Among the entries, find the lines with the string "last" and copy them.

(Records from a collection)
■ ■ ■ ■

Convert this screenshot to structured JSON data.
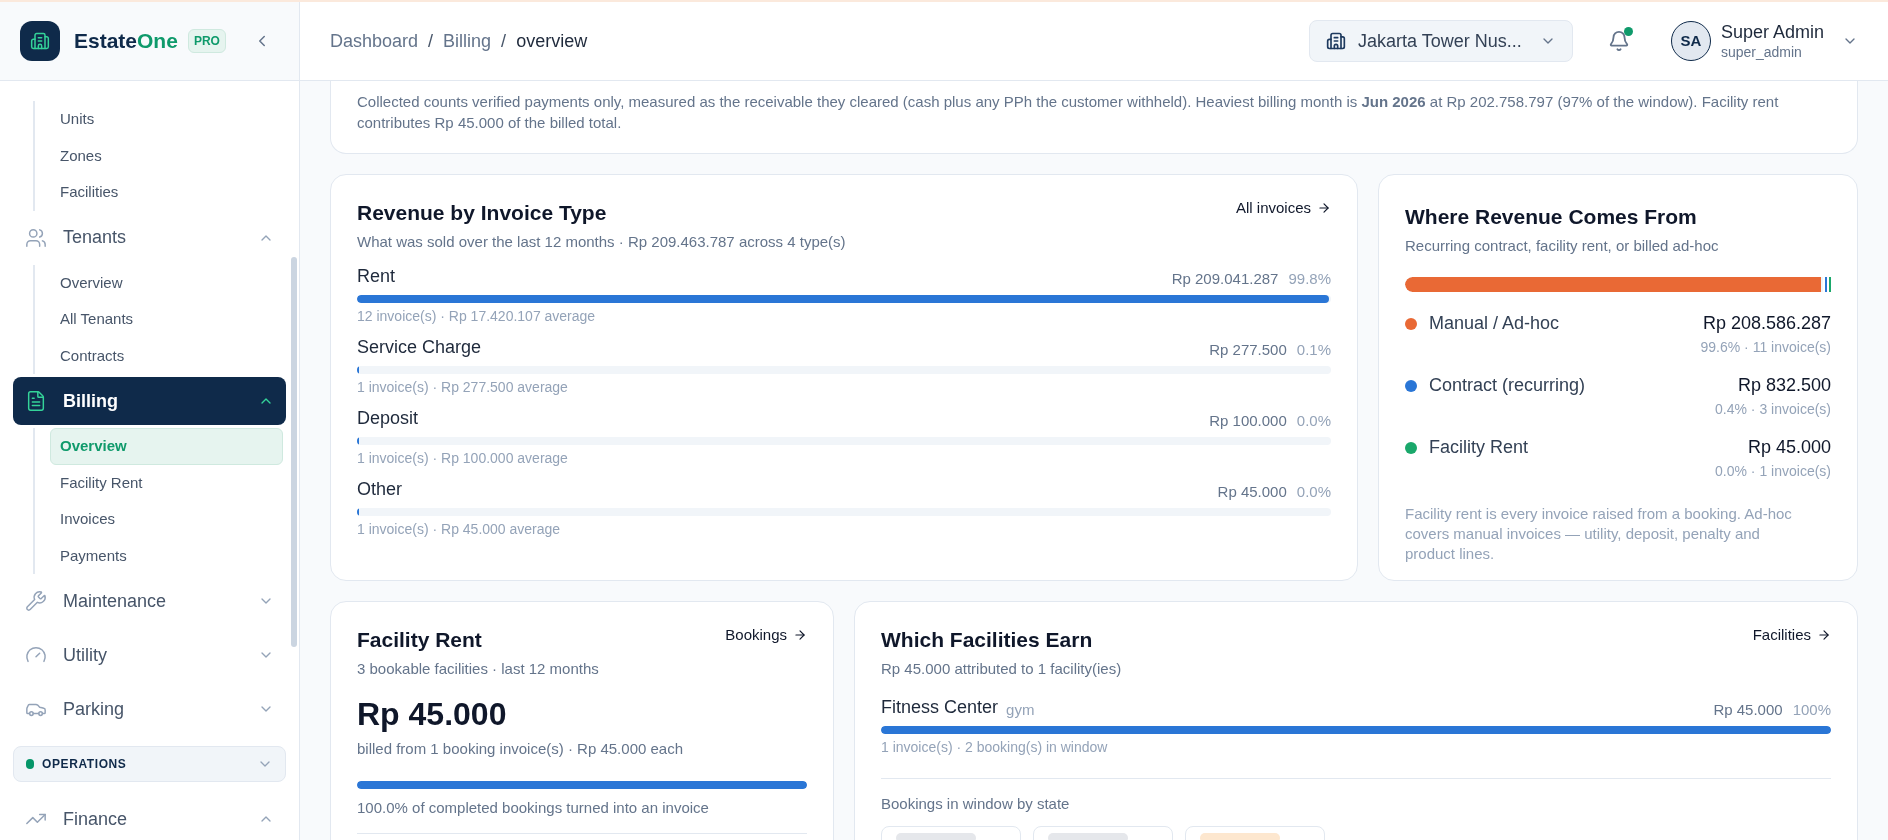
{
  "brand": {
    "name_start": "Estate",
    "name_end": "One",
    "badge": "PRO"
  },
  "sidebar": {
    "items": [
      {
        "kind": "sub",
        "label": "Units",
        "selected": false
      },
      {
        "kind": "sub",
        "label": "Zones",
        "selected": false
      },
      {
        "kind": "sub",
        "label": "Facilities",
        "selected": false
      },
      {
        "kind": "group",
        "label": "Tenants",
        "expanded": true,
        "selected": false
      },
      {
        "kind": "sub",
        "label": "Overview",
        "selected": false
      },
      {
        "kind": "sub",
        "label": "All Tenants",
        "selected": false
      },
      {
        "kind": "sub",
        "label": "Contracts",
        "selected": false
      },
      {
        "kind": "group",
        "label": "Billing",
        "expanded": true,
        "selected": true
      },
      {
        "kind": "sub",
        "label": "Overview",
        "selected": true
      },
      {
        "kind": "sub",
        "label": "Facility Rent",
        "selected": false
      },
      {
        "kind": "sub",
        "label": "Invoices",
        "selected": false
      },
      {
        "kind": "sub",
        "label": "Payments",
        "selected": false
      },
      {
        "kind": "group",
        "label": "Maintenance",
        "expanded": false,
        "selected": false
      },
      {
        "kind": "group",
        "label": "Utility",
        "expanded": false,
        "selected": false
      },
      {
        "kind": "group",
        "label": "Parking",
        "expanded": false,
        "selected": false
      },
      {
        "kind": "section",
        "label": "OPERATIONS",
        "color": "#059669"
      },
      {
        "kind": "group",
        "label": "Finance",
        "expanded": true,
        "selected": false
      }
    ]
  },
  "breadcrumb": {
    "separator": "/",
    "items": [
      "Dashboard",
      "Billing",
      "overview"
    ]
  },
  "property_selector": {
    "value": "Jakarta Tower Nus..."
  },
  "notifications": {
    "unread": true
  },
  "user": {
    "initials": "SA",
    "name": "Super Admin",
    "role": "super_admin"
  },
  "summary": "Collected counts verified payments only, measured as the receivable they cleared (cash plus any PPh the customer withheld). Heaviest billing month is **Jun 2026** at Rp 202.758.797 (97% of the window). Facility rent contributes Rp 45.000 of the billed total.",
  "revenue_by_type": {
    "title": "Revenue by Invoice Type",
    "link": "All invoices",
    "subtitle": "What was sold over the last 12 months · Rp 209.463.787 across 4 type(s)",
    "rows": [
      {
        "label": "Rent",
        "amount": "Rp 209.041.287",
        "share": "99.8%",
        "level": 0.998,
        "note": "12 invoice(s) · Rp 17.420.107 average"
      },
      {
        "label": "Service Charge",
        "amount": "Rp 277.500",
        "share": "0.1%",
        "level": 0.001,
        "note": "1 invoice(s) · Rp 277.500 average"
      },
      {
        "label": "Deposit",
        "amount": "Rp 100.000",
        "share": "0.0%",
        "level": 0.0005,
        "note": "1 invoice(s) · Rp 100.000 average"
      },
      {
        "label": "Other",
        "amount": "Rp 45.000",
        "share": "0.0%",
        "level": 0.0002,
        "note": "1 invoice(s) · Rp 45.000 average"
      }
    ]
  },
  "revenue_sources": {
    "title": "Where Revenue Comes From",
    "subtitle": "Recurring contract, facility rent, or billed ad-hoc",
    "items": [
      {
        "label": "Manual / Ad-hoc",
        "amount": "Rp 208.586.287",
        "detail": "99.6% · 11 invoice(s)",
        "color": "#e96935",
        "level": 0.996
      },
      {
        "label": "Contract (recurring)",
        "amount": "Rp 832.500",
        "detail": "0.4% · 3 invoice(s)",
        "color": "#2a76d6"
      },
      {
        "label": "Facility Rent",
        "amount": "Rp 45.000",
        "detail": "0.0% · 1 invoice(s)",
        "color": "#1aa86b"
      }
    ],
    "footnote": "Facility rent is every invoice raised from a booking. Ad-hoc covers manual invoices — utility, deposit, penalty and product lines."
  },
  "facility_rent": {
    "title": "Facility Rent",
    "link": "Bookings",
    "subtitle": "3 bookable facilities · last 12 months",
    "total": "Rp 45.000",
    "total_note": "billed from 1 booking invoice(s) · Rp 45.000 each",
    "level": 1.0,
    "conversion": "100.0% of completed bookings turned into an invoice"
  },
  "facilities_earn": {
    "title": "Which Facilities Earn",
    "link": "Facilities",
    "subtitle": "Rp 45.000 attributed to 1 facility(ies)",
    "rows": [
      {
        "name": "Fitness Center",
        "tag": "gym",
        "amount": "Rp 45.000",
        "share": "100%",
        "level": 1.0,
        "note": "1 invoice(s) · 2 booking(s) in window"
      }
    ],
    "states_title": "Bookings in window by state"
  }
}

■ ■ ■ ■

* _Solution to the exercise_
    "subtitle": "What was sold over the last 12 months · Rp 209.463.787 across 4 type(s)",
    "subtitle": "3 bookable facilities · last 12 months",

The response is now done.